◆ **WHAT TO DO**
For this exercise, restate every line below word for word and drop the images.

[App and web page records]
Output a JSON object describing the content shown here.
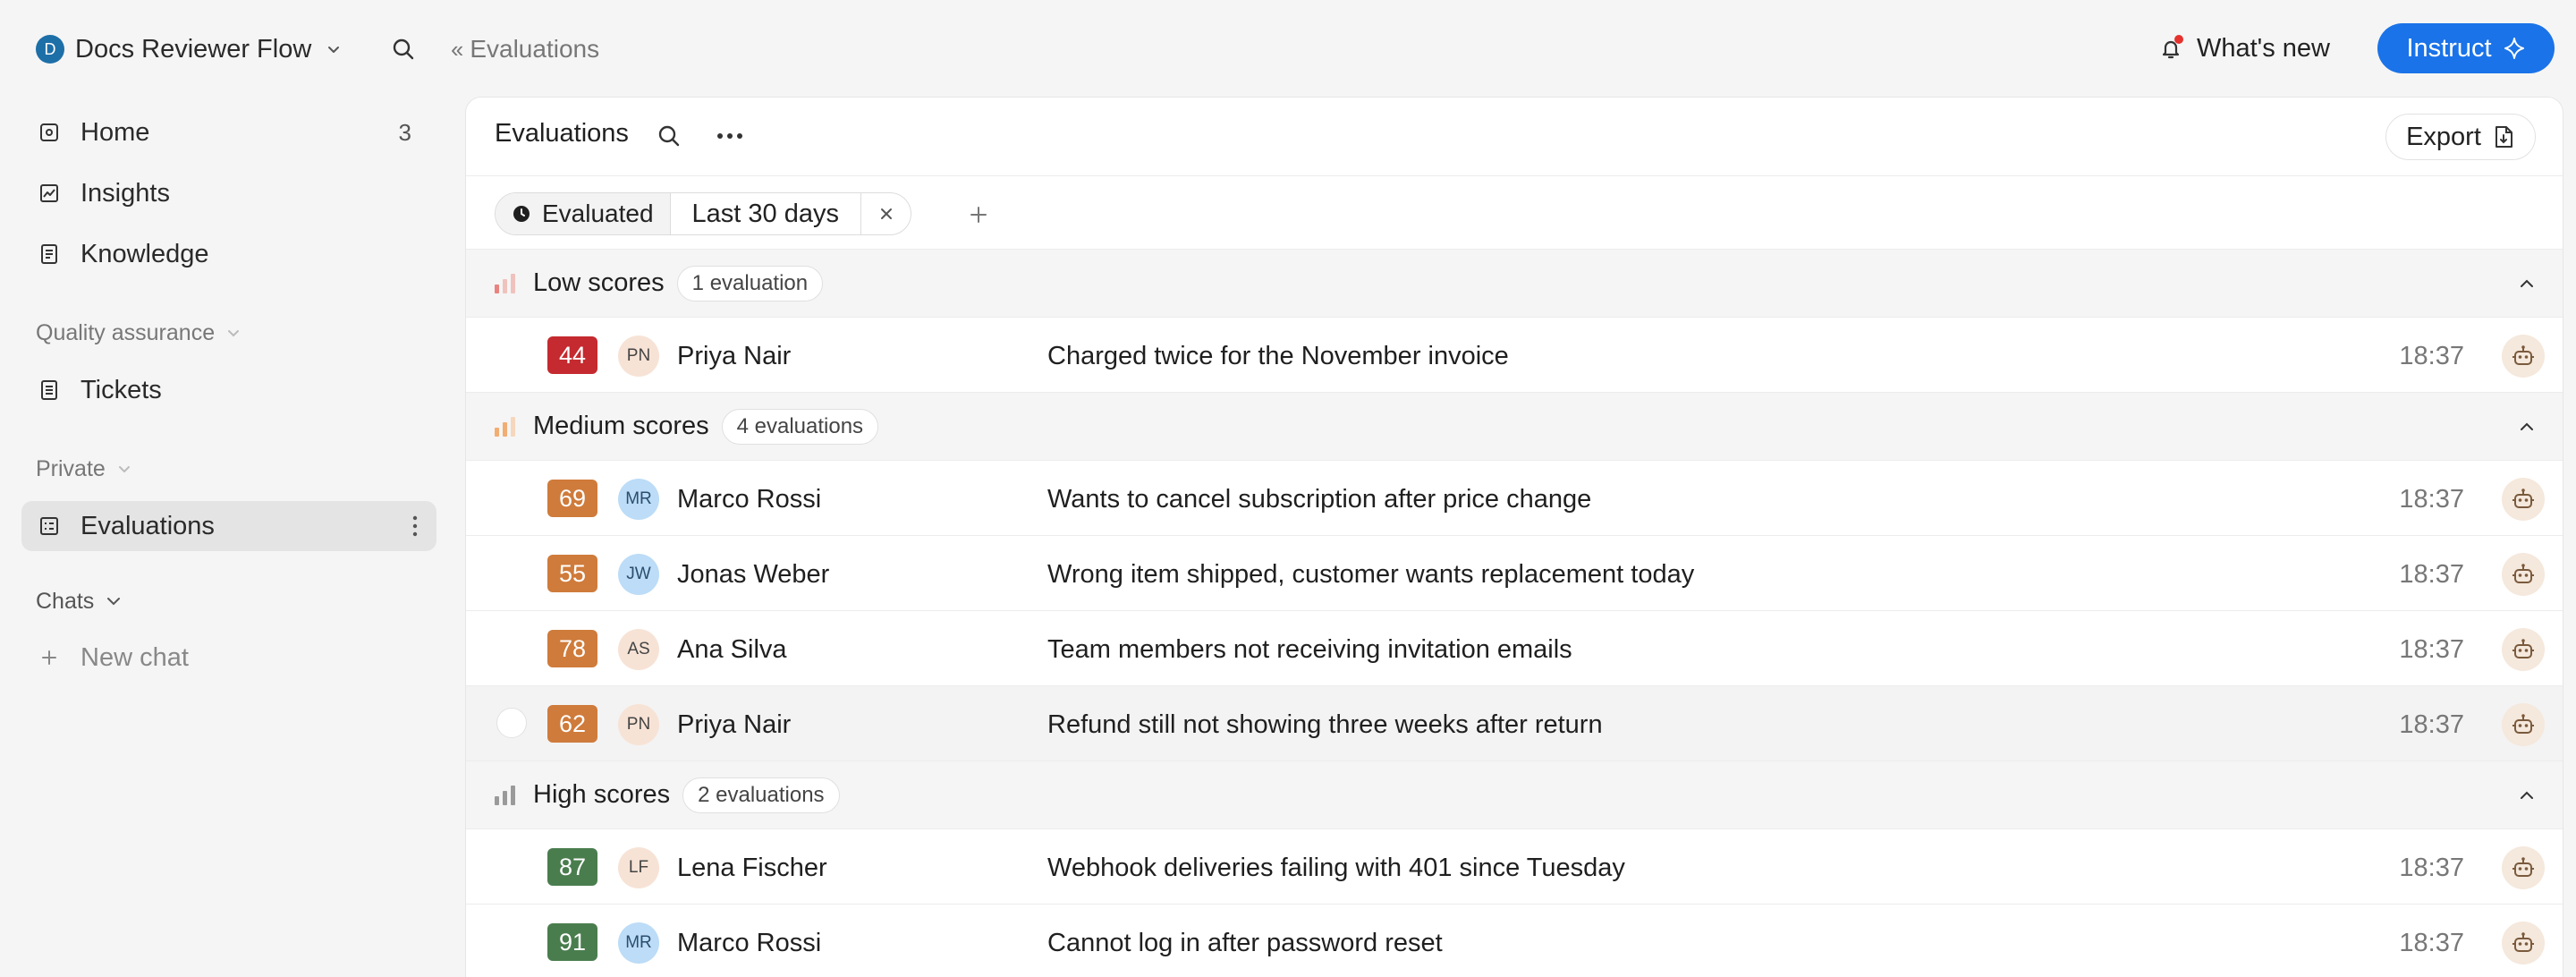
{
  "workspace": {
    "initial": "D",
    "name": "Docs Reviewer Flow"
  },
  "breadcrumb": {
    "glyph": "‹‹",
    "label": "Evaluations"
  },
  "topbar": {
    "whats_new": "What's new",
    "instruct": "Instruct"
  },
  "sidebar": {
    "home": {
      "label": "Home",
      "count": "3"
    },
    "insights": {
      "label": "Insights"
    },
    "knowledge": {
      "label": "Knowledge"
    },
    "qa_section": "Quality assurance",
    "tickets": {
      "label": "Tickets"
    },
    "private_section": "Private",
    "evaluations": {
      "label": "Evaluations"
    },
    "chats_section": "Chats",
    "new_chat": "New chat"
  },
  "panel": {
    "title": "Evaluations",
    "export_label": "Export",
    "filter": {
      "field": "Evaluated",
      "value": "Last 30 days"
    }
  },
  "colors": {
    "accent": "#1a73e8",
    "score_low": "#c42a2f",
    "score_medium": "#cf7b3b",
    "score_high": "#4a7d4e",
    "notification": "#e5322d"
  },
  "groups": [
    {
      "title": "Low scores",
      "count_label": "1 evaluation",
      "rows": [
        {
          "score": "44",
          "initials": "PN",
          "name": "Priya Nair",
          "subject": "Charged twice for the November invoice",
          "time": "18:37"
        }
      ]
    },
    {
      "title": "Medium scores",
      "count_label": "4 evaluations",
      "rows": [
        {
          "score": "69",
          "initials": "MR",
          "name": "Marco Rossi",
          "subject": "Wants to cancel subscription after price change",
          "time": "18:37"
        },
        {
          "score": "55",
          "initials": "JW",
          "name": "Jonas Weber",
          "subject": "Wrong item shipped, customer wants replacement today",
          "time": "18:37"
        },
        {
          "score": "78",
          "initials": "AS",
          "name": "Ana Silva",
          "subject": "Team members not receiving invitation emails",
          "time": "18:37"
        },
        {
          "score": "62",
          "initials": "PN",
          "name": "Priya Nair",
          "subject": "Refund still not showing three weeks after return",
          "time": "18:37"
        }
      ]
    },
    {
      "title": "High scores",
      "count_label": "2 evaluations",
      "rows": [
        {
          "score": "87",
          "initials": "LF",
          "name": "Lena Fischer",
          "subject": "Webhook deliveries failing with 401 since Tuesday",
          "time": "18:37"
        },
        {
          "score": "91",
          "initials": "MR",
          "name": "Marco Rossi",
          "subject": "Cannot log in after password reset",
          "time": "18:37"
        }
      ]
    }
  ]
}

◆ **EXERCISE OUTPUT**
Output a JSON object describing the content shown here.
{
  "workspace": {
    "initial": "D",
    "name": "Docs Reviewer Flow"
  },
  "breadcrumb": {
    "glyph": "‹‹",
    "label": "Evaluations"
  },
  "topbar": {
    "whats_new": "What's new",
    "instruct": "Instruct"
  },
  "sidebar": {
    "home": {
      "label": "Home",
      "count": "3"
    },
    "insights": {
      "label": "Insights"
    },
    "knowledge": {
      "label": "Knowledge"
    },
    "qa_section": "Quality assurance",
    "tickets": {
      "label": "Tickets"
    },
    "private_section": "Private",
    "evaluations": {
      "label": "Evaluations"
    },
    "chats_section": "Chats",
    "new_chat": "New chat"
  },
  "panel": {
    "title": "Evaluations",
    "export_label": "Export",
    "filter": {
      "field": "Evaluated",
      "value": "Last 30 days"
    }
  },
  "colors": {
    "accent": "#1a73e8",
    "score_low": "#c42a2f",
    "score_medium": "#cf7b3b",
    "score_high": "#4a7d4e",
    "notification": "#e5322d"
  },
  "groups": [
    {
      "title": "Low scores",
      "count_label": "1 evaluation",
      "rows": [
        {
          "score": "44",
          "initials": "PN",
          "name": "Priya Nair",
          "subject": "Charged twice for the November invoice",
          "time": "18:37"
        }
      ]
    },
    {
      "title": "Medium scores",
      "count_label": "4 evaluations",
      "rows": [
        {
          "score": "69",
          "initials": "MR",
          "name": "Marco Rossi",
          "subject": "Wants to cancel subscription after price change",
          "time": "18:37"
        },
        {
          "score": "55",
          "initials": "JW",
          "name": "Jonas Weber",
          "subject": "Wrong item shipped, customer wants replacement today",
          "time": "18:37"
        },
        {
          "score": "78",
          "initials": "AS",
          "name": "Ana Silva",
          "subject": "Team members not receiving invitation emails",
          "time": "18:37"
        },
        {
          "score": "62",
          "initials": "PN",
          "name": "Priya Nair",
          "subject": "Refund still not showing three weeks after return",
          "time": "18:37"
        }
      ]
    },
    {
      "title": "High scores",
      "count_label": "2 evaluations",
      "rows": [
        {
          "score": "87",
          "initials": "LF",
          "name": "Lena Fischer",
          "subject": "Webhook deliveries failing with 401 since Tuesday",
          "time": "18:37"
        },
        {
          "score": "91",
          "initials": "MR",
          "name": "Marco Rossi",
          "subject": "Cannot log in after password reset",
          "time": "18:37"
        }
      ]
    }
  ]
}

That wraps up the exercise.